This post contains spoilers for A Vist from the Goon Squad.
There may be something sentimental about the idea that we are all connected, affected by each others’ actions and worldviews in ways we can’t see until later. But for a novel that’s ultimately about how art helps us collectively and individually overcome the traumas of September 11, it’s a fitting ideological framework. The events of that day came about in part because of reactions to our actions that we didn’t see, or take seriously enough, in part because a small group of poisonously angry men wanted to make themselves seen, and felt. In the years since the attacks, we’ve mostly responded by trying to regulate the world in a way that’s more advantageous to us, to see everything, even at the expense of privacy and liberty. The power of Egan’s novel comes from asserting a positive vision of interconnection, one governed not by power and victory but by compassion and openness.
Because it turns out, of course, that Alex’s bad night with Sasha in the early years after the attacks ends up becoming the key to his ability to appreciate the event that changes — and maybe heals — a nation. As the New Yorker of longer vintage, she is part of his initiation into city. And years later, her experience of loss will refract back to him:
Before them, the new buildings spiraled gorgeously against the sky, so much nicer than the old ones (which Alex had only seen in pictures), more like sculptures than buildings, because they were empty…The weight of what had happened here more than twenty years ago was still faintly present for Alex, as it always was when he came to the Footprint. He perceived it as a sound just out of earshot, the vibration of an old disturbance. Now it seemed more insistent than ever: a low, deep thrum that felt primally familiar, as if it had been whirring inside all the sounds that Alex had made and collected over the years: their hidden pulse.
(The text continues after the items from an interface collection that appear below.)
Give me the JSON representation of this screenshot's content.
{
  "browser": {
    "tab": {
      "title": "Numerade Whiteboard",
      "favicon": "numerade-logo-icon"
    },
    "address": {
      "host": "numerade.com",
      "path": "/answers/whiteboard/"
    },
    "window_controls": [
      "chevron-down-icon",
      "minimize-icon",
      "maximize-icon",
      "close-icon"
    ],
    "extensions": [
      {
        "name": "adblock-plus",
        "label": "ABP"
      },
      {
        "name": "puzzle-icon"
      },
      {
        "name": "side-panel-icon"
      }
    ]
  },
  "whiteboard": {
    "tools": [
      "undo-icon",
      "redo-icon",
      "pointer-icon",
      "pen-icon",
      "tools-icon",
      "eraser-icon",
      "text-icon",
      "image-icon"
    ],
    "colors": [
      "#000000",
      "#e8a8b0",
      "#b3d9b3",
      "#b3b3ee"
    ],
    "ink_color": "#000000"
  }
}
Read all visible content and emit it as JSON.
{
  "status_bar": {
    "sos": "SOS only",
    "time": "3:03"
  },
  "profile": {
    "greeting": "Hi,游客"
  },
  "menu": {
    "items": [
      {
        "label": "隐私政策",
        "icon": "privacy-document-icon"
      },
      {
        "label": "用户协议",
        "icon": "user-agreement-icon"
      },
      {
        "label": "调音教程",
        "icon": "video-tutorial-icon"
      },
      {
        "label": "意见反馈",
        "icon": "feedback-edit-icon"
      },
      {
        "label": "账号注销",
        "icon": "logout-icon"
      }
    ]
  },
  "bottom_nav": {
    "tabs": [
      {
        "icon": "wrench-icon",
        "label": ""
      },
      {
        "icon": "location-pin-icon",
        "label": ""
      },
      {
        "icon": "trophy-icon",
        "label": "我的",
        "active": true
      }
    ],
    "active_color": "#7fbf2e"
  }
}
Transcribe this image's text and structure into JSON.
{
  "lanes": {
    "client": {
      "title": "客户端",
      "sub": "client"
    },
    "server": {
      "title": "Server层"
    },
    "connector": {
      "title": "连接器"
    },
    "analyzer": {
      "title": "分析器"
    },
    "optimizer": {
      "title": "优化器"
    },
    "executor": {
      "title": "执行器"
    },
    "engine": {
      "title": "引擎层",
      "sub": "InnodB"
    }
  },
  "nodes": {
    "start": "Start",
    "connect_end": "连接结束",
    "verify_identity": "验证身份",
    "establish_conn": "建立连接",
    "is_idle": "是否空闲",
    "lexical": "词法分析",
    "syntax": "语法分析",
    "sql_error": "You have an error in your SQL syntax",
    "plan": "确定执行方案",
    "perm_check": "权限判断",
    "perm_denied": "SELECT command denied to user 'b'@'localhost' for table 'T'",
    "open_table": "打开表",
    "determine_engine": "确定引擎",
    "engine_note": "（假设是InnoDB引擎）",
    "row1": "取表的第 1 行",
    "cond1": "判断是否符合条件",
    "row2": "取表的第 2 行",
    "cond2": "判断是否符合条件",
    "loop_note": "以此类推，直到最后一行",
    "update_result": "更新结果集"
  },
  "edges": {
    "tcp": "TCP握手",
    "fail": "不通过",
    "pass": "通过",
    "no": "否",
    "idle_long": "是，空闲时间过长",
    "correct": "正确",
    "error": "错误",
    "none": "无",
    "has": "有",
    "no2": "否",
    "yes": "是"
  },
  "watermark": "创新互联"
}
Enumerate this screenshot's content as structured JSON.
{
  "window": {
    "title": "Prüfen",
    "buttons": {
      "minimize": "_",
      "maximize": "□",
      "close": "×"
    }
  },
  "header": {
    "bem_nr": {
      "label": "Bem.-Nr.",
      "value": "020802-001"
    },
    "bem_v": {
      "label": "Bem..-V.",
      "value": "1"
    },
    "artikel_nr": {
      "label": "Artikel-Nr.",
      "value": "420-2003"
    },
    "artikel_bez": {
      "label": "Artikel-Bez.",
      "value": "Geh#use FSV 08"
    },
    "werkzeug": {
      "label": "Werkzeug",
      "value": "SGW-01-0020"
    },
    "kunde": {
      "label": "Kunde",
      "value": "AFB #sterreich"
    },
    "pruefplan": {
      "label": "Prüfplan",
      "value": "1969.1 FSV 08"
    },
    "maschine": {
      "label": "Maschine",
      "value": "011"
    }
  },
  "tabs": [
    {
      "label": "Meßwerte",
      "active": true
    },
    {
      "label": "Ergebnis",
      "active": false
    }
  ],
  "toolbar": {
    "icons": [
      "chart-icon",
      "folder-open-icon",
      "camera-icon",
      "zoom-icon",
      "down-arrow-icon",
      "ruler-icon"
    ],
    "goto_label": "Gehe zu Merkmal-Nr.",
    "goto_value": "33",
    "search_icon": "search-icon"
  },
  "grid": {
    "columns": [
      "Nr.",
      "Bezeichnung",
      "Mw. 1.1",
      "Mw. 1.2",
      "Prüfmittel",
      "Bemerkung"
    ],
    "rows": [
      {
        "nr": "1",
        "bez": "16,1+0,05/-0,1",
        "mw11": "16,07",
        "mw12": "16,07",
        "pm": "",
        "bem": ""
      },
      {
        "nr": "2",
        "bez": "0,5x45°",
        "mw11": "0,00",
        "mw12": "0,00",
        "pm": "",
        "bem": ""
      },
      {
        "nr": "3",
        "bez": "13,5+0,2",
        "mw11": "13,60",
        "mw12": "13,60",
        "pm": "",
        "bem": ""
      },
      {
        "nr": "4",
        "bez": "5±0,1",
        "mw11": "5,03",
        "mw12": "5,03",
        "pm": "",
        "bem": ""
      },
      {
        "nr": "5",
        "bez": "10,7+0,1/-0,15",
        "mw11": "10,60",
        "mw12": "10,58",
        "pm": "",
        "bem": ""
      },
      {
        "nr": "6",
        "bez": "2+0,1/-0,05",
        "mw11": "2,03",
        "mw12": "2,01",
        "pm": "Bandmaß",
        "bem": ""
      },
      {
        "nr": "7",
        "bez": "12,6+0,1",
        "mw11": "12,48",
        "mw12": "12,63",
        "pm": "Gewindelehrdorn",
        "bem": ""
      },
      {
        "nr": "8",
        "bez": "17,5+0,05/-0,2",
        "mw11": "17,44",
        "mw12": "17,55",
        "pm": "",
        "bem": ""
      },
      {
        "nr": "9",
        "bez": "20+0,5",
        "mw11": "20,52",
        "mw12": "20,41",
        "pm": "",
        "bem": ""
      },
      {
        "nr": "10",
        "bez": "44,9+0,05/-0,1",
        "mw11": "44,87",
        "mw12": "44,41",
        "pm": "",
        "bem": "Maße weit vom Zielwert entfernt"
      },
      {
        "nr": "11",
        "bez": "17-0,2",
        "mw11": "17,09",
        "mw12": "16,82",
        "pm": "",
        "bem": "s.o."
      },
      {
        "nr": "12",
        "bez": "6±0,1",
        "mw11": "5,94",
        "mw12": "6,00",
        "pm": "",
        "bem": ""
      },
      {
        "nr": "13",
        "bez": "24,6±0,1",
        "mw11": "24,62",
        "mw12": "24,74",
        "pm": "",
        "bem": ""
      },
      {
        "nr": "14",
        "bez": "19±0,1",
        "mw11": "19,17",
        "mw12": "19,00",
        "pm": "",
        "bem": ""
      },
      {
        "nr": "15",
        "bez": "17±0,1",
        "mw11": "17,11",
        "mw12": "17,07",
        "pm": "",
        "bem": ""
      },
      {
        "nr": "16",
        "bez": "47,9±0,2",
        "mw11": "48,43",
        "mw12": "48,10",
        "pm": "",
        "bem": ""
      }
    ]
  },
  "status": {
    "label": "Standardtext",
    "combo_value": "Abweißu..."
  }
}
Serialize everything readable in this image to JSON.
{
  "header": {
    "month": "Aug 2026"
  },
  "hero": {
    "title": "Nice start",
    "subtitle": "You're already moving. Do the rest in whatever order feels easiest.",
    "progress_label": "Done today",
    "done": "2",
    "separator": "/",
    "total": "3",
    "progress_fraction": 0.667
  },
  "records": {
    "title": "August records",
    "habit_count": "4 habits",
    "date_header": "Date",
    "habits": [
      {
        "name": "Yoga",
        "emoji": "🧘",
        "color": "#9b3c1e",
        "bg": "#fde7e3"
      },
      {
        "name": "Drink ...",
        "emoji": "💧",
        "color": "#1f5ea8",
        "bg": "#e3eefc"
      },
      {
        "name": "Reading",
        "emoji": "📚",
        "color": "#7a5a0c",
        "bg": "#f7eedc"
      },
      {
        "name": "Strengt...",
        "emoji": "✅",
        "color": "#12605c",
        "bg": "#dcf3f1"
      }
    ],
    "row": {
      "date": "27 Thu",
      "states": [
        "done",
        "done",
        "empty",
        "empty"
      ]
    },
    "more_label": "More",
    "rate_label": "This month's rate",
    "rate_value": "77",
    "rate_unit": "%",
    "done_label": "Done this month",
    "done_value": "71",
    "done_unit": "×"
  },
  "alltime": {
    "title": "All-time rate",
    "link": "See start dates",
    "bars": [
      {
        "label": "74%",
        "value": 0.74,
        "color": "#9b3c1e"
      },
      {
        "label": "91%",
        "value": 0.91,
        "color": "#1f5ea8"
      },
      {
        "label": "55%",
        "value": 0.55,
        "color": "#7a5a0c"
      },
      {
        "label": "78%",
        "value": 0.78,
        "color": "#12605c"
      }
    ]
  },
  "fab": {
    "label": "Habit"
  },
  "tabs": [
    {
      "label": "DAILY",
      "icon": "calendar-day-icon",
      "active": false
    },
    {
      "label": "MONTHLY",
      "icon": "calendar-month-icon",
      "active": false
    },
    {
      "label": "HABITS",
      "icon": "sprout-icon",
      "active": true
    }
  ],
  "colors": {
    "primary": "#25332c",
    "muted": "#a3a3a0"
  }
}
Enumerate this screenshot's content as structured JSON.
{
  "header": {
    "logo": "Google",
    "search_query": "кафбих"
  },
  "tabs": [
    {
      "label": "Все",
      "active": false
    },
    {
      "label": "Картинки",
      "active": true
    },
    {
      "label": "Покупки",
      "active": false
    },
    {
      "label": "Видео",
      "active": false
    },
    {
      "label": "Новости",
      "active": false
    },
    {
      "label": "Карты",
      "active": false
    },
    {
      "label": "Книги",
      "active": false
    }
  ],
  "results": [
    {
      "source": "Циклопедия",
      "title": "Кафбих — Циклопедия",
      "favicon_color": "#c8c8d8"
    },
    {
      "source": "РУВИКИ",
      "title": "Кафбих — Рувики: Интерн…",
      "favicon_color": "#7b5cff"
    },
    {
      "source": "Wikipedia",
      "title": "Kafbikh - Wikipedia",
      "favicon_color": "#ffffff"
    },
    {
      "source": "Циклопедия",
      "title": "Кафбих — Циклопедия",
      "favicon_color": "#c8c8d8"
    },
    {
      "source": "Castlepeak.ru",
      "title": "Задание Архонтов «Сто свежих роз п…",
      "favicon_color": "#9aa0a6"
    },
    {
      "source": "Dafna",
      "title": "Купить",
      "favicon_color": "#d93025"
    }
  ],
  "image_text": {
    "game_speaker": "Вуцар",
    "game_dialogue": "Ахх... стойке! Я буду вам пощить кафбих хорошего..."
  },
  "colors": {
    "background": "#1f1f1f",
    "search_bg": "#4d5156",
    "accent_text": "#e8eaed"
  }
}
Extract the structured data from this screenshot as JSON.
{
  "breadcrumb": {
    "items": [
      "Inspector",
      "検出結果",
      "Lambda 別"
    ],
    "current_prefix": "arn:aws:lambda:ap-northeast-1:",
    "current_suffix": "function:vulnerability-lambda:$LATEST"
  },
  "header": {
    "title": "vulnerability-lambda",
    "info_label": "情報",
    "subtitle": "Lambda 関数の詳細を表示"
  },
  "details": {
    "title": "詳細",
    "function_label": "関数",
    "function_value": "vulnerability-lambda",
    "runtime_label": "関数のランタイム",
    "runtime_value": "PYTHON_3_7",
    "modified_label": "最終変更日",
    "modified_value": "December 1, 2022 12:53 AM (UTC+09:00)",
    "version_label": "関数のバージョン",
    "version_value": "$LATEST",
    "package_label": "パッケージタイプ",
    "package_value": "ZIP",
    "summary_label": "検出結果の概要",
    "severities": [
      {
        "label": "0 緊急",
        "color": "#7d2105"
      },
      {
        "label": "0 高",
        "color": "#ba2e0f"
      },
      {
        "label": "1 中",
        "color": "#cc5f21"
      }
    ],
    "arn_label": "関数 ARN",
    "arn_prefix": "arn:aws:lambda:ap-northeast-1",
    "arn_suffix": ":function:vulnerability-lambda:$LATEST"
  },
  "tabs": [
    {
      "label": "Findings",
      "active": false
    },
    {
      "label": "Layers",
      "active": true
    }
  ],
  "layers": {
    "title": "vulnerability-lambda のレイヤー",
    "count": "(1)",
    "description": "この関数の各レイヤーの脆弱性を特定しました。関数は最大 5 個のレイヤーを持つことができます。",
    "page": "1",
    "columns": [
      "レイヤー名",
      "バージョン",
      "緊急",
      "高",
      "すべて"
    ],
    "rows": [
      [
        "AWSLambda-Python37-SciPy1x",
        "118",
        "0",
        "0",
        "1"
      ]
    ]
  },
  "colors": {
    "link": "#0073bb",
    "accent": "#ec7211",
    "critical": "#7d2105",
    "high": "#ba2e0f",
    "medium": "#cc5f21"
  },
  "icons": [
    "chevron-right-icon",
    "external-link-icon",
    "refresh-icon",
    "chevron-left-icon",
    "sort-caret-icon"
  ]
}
He’s right to be anxious, maybe even more than we can understand. Egan’s very, very good at evoking the future. She places us in time with the reference to a 15-year war and the baby boom that followed, though whether it’s our involvement in the Middle East or another conflict remains unclear. Her description of social networking gives us a sense of vaster, though still personal, webs of connection, of earlier adoption of technology by children. Both the war and the spread of technology have enabled the expansion of the state security apparatus, though whether the fear is legitimate or justified also remains open to question. And the reaction to Scotty’s performance, the moment when “ballads of paranoia and disconnection ripped from the chest of a man you knew just by looking had never had a page or a profile or a handle or a handset, who was part of no one’s data, a guy who had lived in the cracks all these years, forgotten and full of rage, in a way that now registered as pure. Untouched,” are so strong that they suggest that things got truly bad. It might still be possible to make rock music, and to market it, but there’s something shimmering off the page.
Some of what that might have been is suggested in Dolly’s tremendously funny, frightening story, which feels especially timely after the recent scrutiny of celebrities like Hillary Swank who took huge sums of money to entertain dictators. This section of the book feels slightly more hyper-real than the rest of the novel — it’s hard to believe, especially in the wake of the Arab Spring, that a hat or a hottie would actually change the international perception of a murderous dictator. But there’s something true about the fact that we’re easily distractible: “I wonder how the general dances? And if Dolly could get people to ask that question, the general’s image problems would be solved. It didn’t matter how many thousands he’d slaughtered—if the collective vision of him could include a dance floor, all that would be behind him.” And I’m also fascinated by the way Lulu moves through the novel, first as a distantly-glimpsed figure during the Africa trip, then as the unflappable little girl eating star fruit in a dictatorship, and finally, as a vision of the future, the person who is figuring out things that Alex and Bennie can’t.
And as for the woman who was that young girl once? If Sasha’s role in Alex’s life was to help guarantee that he would stay in New York, and that he’d see the city in a way that lets him see Scotty’s moment of glory the way that he does, it turns out that she’s had a role of her own. It’s hard to write about the powerpoint section of the novel, because it reads more like poetry than prose, because the visual journeys through it are so important. But I really appreciate that the broken woman we got at the beginning of the novel has gotten to be:
like anyone, with a life that worried and electrified and overwhelmed her, Ted, long divorced—a grandfather—would visit Sasha at home in the California desert. He would step through a living room strewn with the flotsam of her young kids and watch the western sun blaze through a sliding glass door. And for an instant he would remember Naples: sitting with Sasha in her tiny room; the jolt of surprise and delight he’d felt when the sun finally dropped into the center of her window and was captured inside her circle of wire. Now he turned to her, grinning. Her hair and face were aflame with orange light. “See,” Sasha muttered, eyeing the sun. “It’s mine.”
Our lives are miracles, both on their own and in the way they interact with everyone else’s to form something more complex than we can see in the moment, or even over the sweep of our lives. A novel like this needs an omniscient narrator. It takes someone with a vision this big to understand it all.